Matthew Henry’s Bible commentary offers this: When we arise from the death of sin to the life of righteousness, we must leave our grave-clothes behind us, must put off all our corruptions. Christ left those in the grave, as it were, for our use if the grave be a bed to the saints, thus he hath sheeted that bed, and made it ready for them; and the napkin by itself is of use for the mourning survivors to wipe away their tears. The grave-clothes were found in very good order, which serves for an evidence that his body was not stolen away while men slept. Robbers of tombs have been known to take away the clothes and leave the body; but none [prior to the practices of modern resurrectionists] ever took away the body and left the clothes, especially when it was fine linen and new, Mark 15:46. Any one would rather choose to carry a dead body in its clothes than naked. Or, if those that were supposed to have stolen it would have left the grave-clothes behind, yet it cannot be supposed they should find leisure to fold up the linen. The IVP New Testament Commentary offers this: Great attention is given to the grave clothes. The strips of linen (vv. 5-6; othonia) were the covering for the body, whether they consisted of strips, as in the NIV, or a shroud (see comment on 19:40) or both. Since Jesus’ resurrected body was able to appear in a locked room (v. 19), it seems he simply passed through the grave clothes. With the body gone, the clothes were presumably collapsed, though perhaps retaining much of their shape due to the spices. The cloth for Jesus’ head (soudarion) was either a face covering or a cloth tied around Jesus’ face to hold his jaw in place (see comment on 11:44). If the latter, then perhaps John’s description indicates the cloth was lying in place, still in the oval shape it had when around Jesus’ head. Or it could be John means this cloth, however it had been used, was in a separate place, rolled or wrapped up (v. 7, entetyligmenon). Jesus’ body passed through the grave clothes, presumably including the soudarion, so the fact that the soudarion was rolled up suggests Jesus tidied up before leaving! “There were no traces of haste. The deserted tomb bore the marks of perfect calm” (Westcott 1908:2:340). The royal calmness of Jesus throughout his Passion is also hinted at here in his resurrection. 

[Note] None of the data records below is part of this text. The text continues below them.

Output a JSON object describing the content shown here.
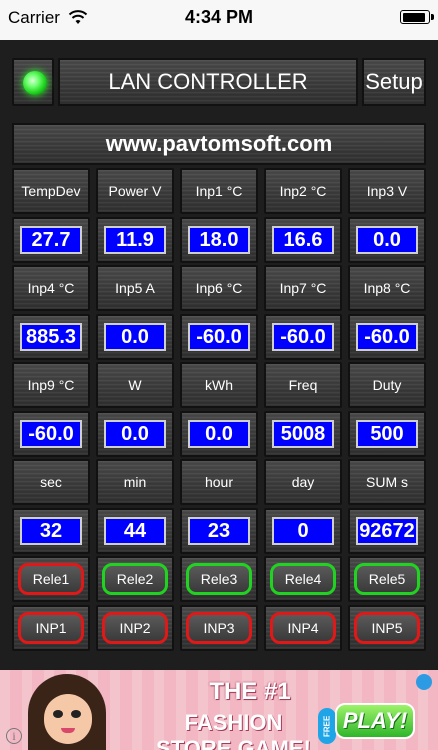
{
  "status_bar": {
    "carrier": "Carrier",
    "time": "4:34 PM",
    "battery_level": 0.9
  },
  "header": {
    "title": "LAN CONTROLLER",
    "setup_label": "Setup",
    "led_color": "#2dff2d"
  },
  "url": "www.pavtomsoft.com",
  "grid": {
    "labels_row1": [
      "TempDev",
      "Power V",
      "Inp1 °C",
      "Inp2 °C",
      "Inp3 V"
    ],
    "values_row1": [
      "27.7",
      "11.9",
      "18.0",
      "16.6",
      "0.0"
    ],
    "labels_row2": [
      "Inp4 °C",
      "Inp5 A",
      "Inp6 °C",
      "Inp7 °C",
      "Inp8 °C"
    ],
    "values_row2": [
      "885.3",
      "0.0",
      "-60.0",
      "-60.0",
      "-60.0"
    ],
    "labels_row3": [
      "Inp9 °C",
      "W",
      "kWh",
      "Freq",
      "Duty"
    ],
    "values_row3": [
      "-60.0",
      "0.0",
      "0.0",
      "5008",
      "500"
    ],
    "labels_row4": [
      "sec",
      "min",
      "hour",
      "day",
      "SUM s"
    ],
    "values_row4": [
      "32",
      "44",
      "23",
      "0",
      "92672"
    ],
    "relays": [
      "Rele1",
      "Rele2",
      "Rele3",
      "Rele4",
      "Rele5"
    ],
    "relay_states": [
      "red",
      "green",
      "green",
      "green",
      "green"
    ],
    "inputs": [
      "INP1",
      "INP2",
      "INP3",
      "INP4",
      "INP5"
    ],
    "input_states": [
      "red",
      "red",
      "red",
      "red",
      "red"
    ]
  },
  "ad": {
    "line1": "THE #1",
    "line2": "FASHION STORE GAME!",
    "badge": "FREE",
    "play_label": "PLAY!",
    "info_glyph": "i"
  },
  "colors": {
    "value_box": "#0000ff",
    "relay_on": "#21d321",
    "relay_off": "#e01818"
  }
}
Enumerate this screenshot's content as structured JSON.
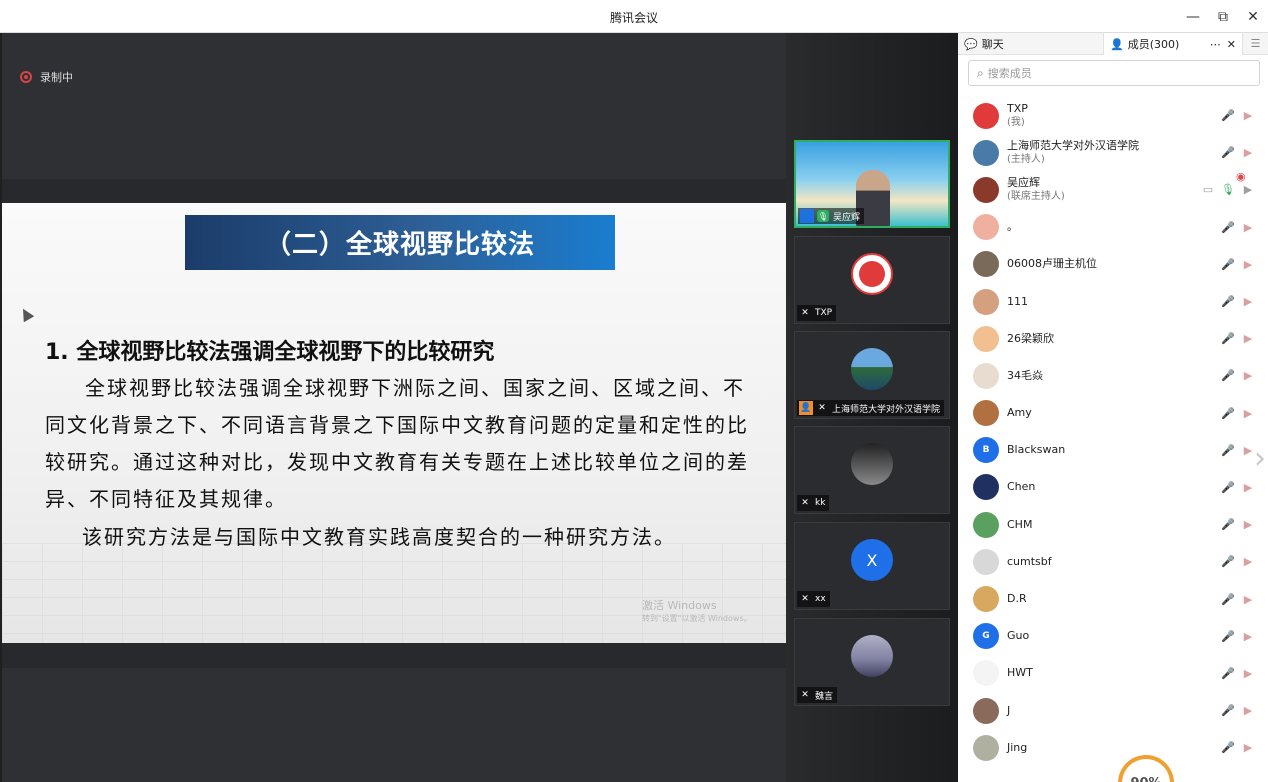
{
  "window": {
    "title": "腾讯会议",
    "minimize": "—",
    "restore": "⧉",
    "close": "✕"
  },
  "stage": {
    "recording_label": "录制中",
    "slide": {
      "banner": "（二）全球视野比较法",
      "heading": "1. 全球视野比较法强调全球视野下的比较研究",
      "paragraph": "全球视野比较法强调全球视野下洲际之间、国家之间、区域之间、不同文化背景之下、不同语言背景之下国际中文教育问题的定量和定性的比较研究。通过这种对比，发现中文教育有关专题在上述比较单位之间的差异、不同特征及其规律。",
      "paragraph2": "该研究方法是与国际中文教育实践高度契合的一种研究方法。",
      "watermark_line1": "激活 Windows",
      "watermark_line2": "转到\"设置\"以激活 Windows。"
    }
  },
  "video_tiles": [
    {
      "name": "吴应辉",
      "type": "video",
      "speaking": true
    },
    {
      "name": "TXP",
      "type": "avatar"
    },
    {
      "name": "上海师范大学对外汉语学院",
      "type": "avatar"
    },
    {
      "name": "kk",
      "type": "avatar"
    },
    {
      "name": "xx",
      "type": "letter",
      "letter": "X"
    },
    {
      "name": "魏言",
      "type": "avatar"
    }
  ],
  "panel": {
    "tab_chat": "聊天",
    "tab_members": "成员(300)",
    "tab_more": "⋯",
    "tab_close": "✕",
    "search_placeholder": "搜索成员",
    "gauge": "90%",
    "members": [
      {
        "name": "TXP",
        "role": "(我)",
        "avatar_color": "#e03a3a"
      },
      {
        "name": "上海师范大学对外汉语学院",
        "role": "(主持人)",
        "avatar_color": "#4a7aa8",
        "recording": true
      },
      {
        "name": "吴应辉",
        "role": "(联席主持人)",
        "avatar_color": "#8a3a2a",
        "speaking": true
      },
      {
        "name": "。",
        "role": "",
        "avatar_color": "#f0b0a0"
      },
      {
        "name": "06008卢珊主机位",
        "role": "",
        "avatar_color": "#7a6a5a"
      },
      {
        "name": "111",
        "role": "",
        "avatar_color": "#d4a080"
      },
      {
        "name": "26梁颖欣",
        "role": "",
        "avatar_color": "#f2c090"
      },
      {
        "name": "34毛焱",
        "role": "",
        "avatar_color": "#e8dcd0"
      },
      {
        "name": "Amy",
        "role": "",
        "avatar_color": "#b07040"
      },
      {
        "name": "Blackswan",
        "role": "",
        "avatar_color": "#1e6fe8",
        "letter": "B"
      },
      {
        "name": "Chen",
        "role": "",
        "avatar_color": "#203060"
      },
      {
        "name": "CHM",
        "role": "",
        "avatar_color": "#5aa060"
      },
      {
        "name": "cumtsbf",
        "role": "",
        "avatar_color": "#d8d8d8"
      },
      {
        "name": "D.R",
        "role": "",
        "avatar_color": "#d8a860"
      },
      {
        "name": "Guo",
        "role": "",
        "avatar_color": "#1e6fe8",
        "letter": "G"
      },
      {
        "name": "HWT",
        "role": "",
        "avatar_color": "#f4f4f4"
      },
      {
        "name": "J",
        "role": "",
        "avatar_color": "#8a6a5a"
      },
      {
        "name": "Jing",
        "role": "",
        "avatar_color": "#b0b0a0"
      }
    ]
  }
}
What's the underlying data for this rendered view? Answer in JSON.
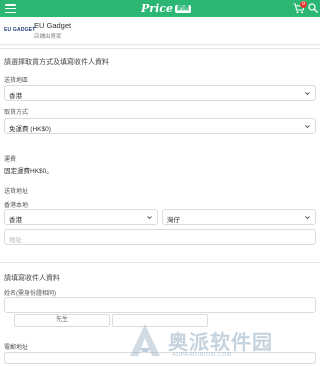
{
  "header": {
    "logo_text": "Price",
    "logo_badge": "網購",
    "cart_count": "0"
  },
  "shop": {
    "logo_text": "EU GADGET",
    "name": "EU Gadget",
    "subtitle": "店舖由賣家"
  },
  "delivery": {
    "section_title": "請選擇取貨方式及填寫收件人資料",
    "region_label": "送貨地區",
    "region_value": "香港",
    "method_label": "取貨方式",
    "method_value": "免運費 (HK$0)",
    "fee_label": "運費",
    "fee_value": "固定運費HK$0。",
    "address_label": "送貨地址",
    "sub_region_label": "香港本地",
    "area_value": "香港",
    "district_value": "灣仔",
    "address_placeholder": "地址"
  },
  "recipient": {
    "section_title": "請填寫收件人資料",
    "name_label": "姓名(需身份證相同)",
    "title_button": "先生",
    "email_label": "電郵地址"
  },
  "watermark": {
    "text": "奥派软件园",
    "sub": "AUPAIRUNION.COM"
  },
  "colors": {
    "brand": "#2bb673",
    "badge": "#e53935"
  },
  "icons": [
    "menu-icon",
    "cart-icon",
    "search-icon",
    "chevron-down-icon"
  ]
}
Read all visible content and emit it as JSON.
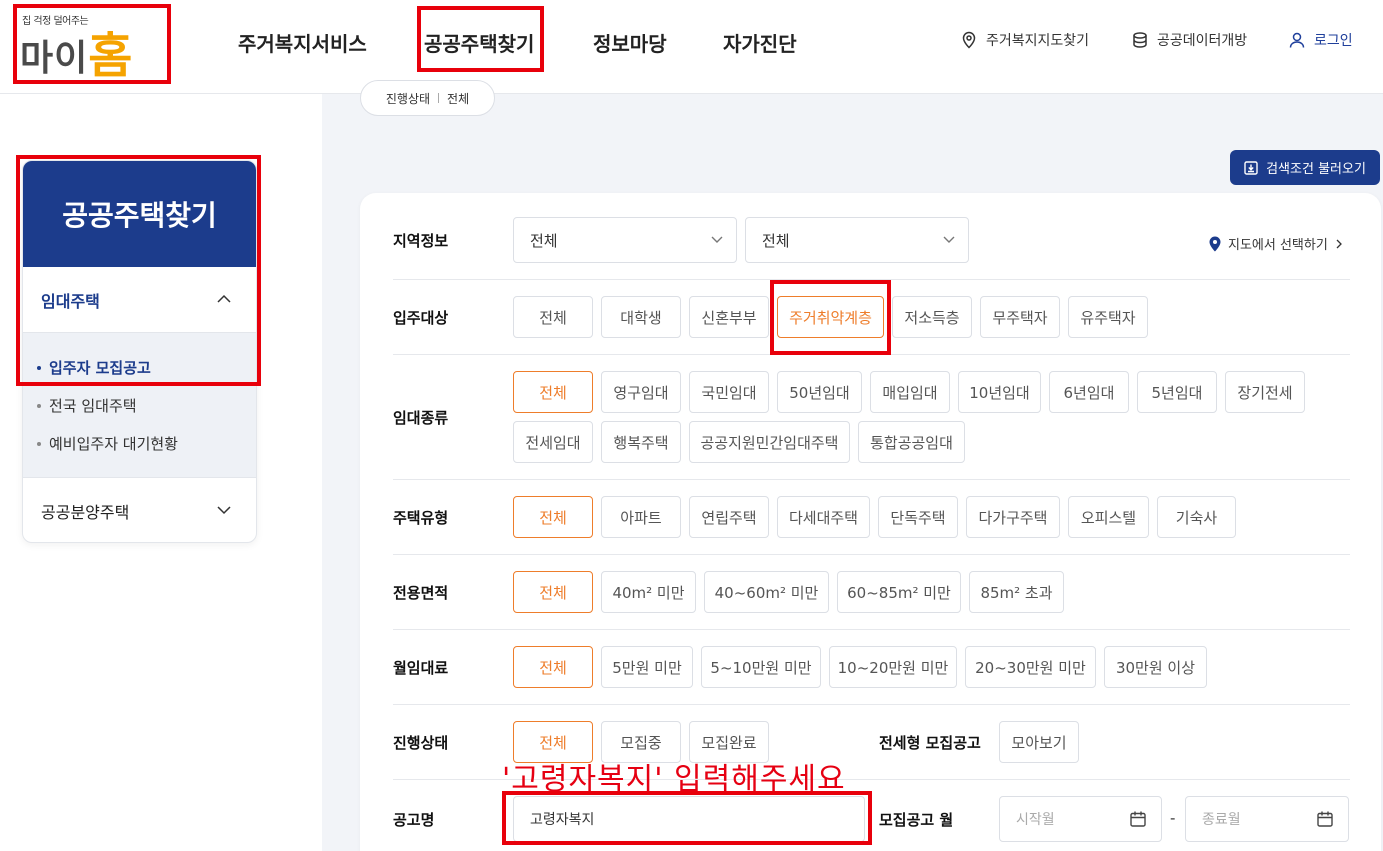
{
  "header": {
    "logo_tagline": "집 걱정 덜어주는",
    "logo_brand_main": "마이",
    "logo_brand_accent": "홈",
    "nav": [
      "주거복지서비스",
      "공공주택찾기",
      "정보마당",
      "자가진단"
    ],
    "util": {
      "map": "주거복지지도찾기",
      "data": "공공데이터개방",
      "login": "로그인"
    }
  },
  "sidebar": {
    "title": "공공주택찾기",
    "group1": "임대주택",
    "items": [
      "입주자 모집공고",
      "전국 임대주택",
      "예비입주자 대기현황"
    ],
    "group2": "공공분양주택"
  },
  "summary_pill": {
    "label": "진행상태",
    "value": "전체"
  },
  "load_button": "검색조건 불러오기",
  "filters": {
    "region": {
      "label": "지역정보",
      "select1": "전체",
      "select2": "전체",
      "map_link": "지도에서 선택하기"
    },
    "target": {
      "label": "입주대상",
      "options": [
        "전체",
        "대학생",
        "신혼부부",
        "주거취약계층",
        "저소득층",
        "무주택자",
        "유주택자"
      ],
      "selected": "주거취약계층"
    },
    "rental_type": {
      "label": "임대종류",
      "options": [
        "전체",
        "영구임대",
        "국민임대",
        "50년임대",
        "매입임대",
        "10년임대",
        "6년임대",
        "5년임대",
        "장기전세",
        "전세임대",
        "행복주택",
        "공공지원민간임대주택",
        "통합공공임대"
      ],
      "selected": "전체"
    },
    "house_type": {
      "label": "주택유형",
      "options": [
        "전체",
        "아파트",
        "연립주택",
        "다세대주택",
        "단독주택",
        "다가구주택",
        "오피스텔",
        "기숙사"
      ],
      "selected": "전체"
    },
    "area": {
      "label": "전용면적",
      "options": [
        "전체",
        "40m² 미만",
        "40~60m² 미만",
        "60~85m² 미만",
        "85m² 초과"
      ],
      "selected": "전체"
    },
    "rent": {
      "label": "월임대료",
      "options": [
        "전체",
        "5만원 미만",
        "5~10만원 미만",
        "10~20만원 미만",
        "20~30만원 미만",
        "30만원 이상"
      ],
      "selected": "전체"
    },
    "status": {
      "label": "진행상태",
      "options": [
        "전체",
        "모집중",
        "모집완료"
      ],
      "selected": "전체",
      "jeonse_label": "전세형 모집공고",
      "jeonse_button": "모아보기"
    },
    "notice": {
      "label": "공고명",
      "value": "고령자복지",
      "month_label": "모집공고 월",
      "start_placeholder": "시작월",
      "dash": "-",
      "end_placeholder": "종료월"
    }
  },
  "annotation": "'고령자복지' 입력해주세요",
  "colors": {
    "brand_blue": "#1c3c8c",
    "accent_orange": "#ee7d2b",
    "highlight_red": "#e8000b",
    "logo_orange": "#f5a300"
  }
}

John Wesley offered this comment: Peter seeth the linen clothes lie – and the napkin folded up – The angels who ministered to him when he rose, undoubtedly folded up the napkin and linen clothes. (Remember that some who had come to the tomb reported seeing angels.) 

My observation: Others have commented that, in seeing the folded napkin, John “believed”…… believed the reports of the women? That Jesus had been resurrected miraculously and not stolen? Believed all that Jesus had prophesied about his death and resurrection? …. because the napkin would likely have been missing or simply thrown in a corner if theives had done this. Additionally, we may never know why John felt led to share this particular detail, but the point to take away is that it had significance to John in the moment…….enough that he became immediately aware that something totally new was being done and he became willing to continue to await Jesus’ revelation of himself and his plan. He knew he didn’t have all the information but became convinced that Jesus would show them what was to be done next. And we must have the same kind of faith, even in the face of questions about “why” this or that is the way it is!